The Penultimate song on this great album is ‘I Am the Resurrection’, which in my humble opinion, is an absolute masterpiece! It begins with a groovy drum beat, which makes you want to play the air drums. It then moves on to the thumping bassline from ‘Mani’ then developing into a huge set of 3 verses and 2 pre-choruses which leads into the big chorus towards the end of the first initial part of the song. The second part to this song is solely an instrumental which shows the diversity and sheer musicianship of the band as it begins with another groovy bassline and funk oriented guitar parts from John Squire as he is really allowed to show how talented he is and really captures the overall sound of the band, showcasing how much they suit one another.
The album concludes with its 12th track ‘Fool’s Gold’, which is also another classic from the band. The near 10-minute track includes a soft basic drum beat compared to their other tracks and the song is also orientated around the bassline which gives creative freedom to John Squire for his intricate licks. His heavy use of the ‘wah’ pedal also gives the song a new dimension and gives the tune a real groove and funk about it.
In conclusion the album is an overall incredible display of the band’s musical capabilities and the brilliance of the musicianship between all 4 of the members is astonishing and the overall album in my humble opinion is a masterpiece as the band have established their own unique sound that makes them easily recognisable above everyone else as following this album they have created their own cult following and live strongly in the music industry 30 years after the release of this album, it is just an overall shame the bands future came to the abrupt end after their second album, ‘The Second Coming’.

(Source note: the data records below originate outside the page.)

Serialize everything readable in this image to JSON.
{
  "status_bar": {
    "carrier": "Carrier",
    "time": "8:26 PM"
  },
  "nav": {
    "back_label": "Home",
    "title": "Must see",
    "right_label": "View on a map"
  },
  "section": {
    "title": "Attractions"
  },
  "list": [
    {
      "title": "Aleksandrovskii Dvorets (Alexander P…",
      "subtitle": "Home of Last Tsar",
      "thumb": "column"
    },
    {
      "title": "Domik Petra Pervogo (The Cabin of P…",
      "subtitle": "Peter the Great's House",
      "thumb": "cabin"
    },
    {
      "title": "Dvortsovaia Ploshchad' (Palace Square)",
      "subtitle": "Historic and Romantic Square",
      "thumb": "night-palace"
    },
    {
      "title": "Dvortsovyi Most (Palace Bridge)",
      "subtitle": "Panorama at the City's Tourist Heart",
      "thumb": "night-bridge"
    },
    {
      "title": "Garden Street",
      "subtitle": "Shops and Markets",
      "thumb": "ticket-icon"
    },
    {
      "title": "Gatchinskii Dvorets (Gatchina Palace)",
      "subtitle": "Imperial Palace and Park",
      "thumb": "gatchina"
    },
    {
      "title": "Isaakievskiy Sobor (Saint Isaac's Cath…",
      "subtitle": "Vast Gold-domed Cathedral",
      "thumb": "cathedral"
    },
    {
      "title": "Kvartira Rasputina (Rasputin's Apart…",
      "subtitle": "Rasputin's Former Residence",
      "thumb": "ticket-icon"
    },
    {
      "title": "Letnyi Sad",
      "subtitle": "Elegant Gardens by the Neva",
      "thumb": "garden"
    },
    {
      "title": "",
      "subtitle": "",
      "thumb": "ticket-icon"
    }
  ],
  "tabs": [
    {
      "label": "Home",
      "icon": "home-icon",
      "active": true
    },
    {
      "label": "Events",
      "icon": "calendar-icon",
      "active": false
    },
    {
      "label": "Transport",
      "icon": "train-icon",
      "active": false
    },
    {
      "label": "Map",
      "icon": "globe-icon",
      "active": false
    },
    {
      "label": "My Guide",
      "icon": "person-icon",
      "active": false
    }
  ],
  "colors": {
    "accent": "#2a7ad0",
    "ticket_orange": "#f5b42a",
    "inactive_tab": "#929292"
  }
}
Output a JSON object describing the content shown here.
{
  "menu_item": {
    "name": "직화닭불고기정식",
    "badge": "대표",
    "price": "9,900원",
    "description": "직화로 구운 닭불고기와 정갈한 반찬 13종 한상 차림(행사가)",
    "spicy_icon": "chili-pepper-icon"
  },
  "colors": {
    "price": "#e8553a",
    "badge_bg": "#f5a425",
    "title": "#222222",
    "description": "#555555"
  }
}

My Overall Rating for this album: 9/10
Underrated Track of the Album: ‘Shoot You Down’
Track of the Album: ‘I Am the Resurrection’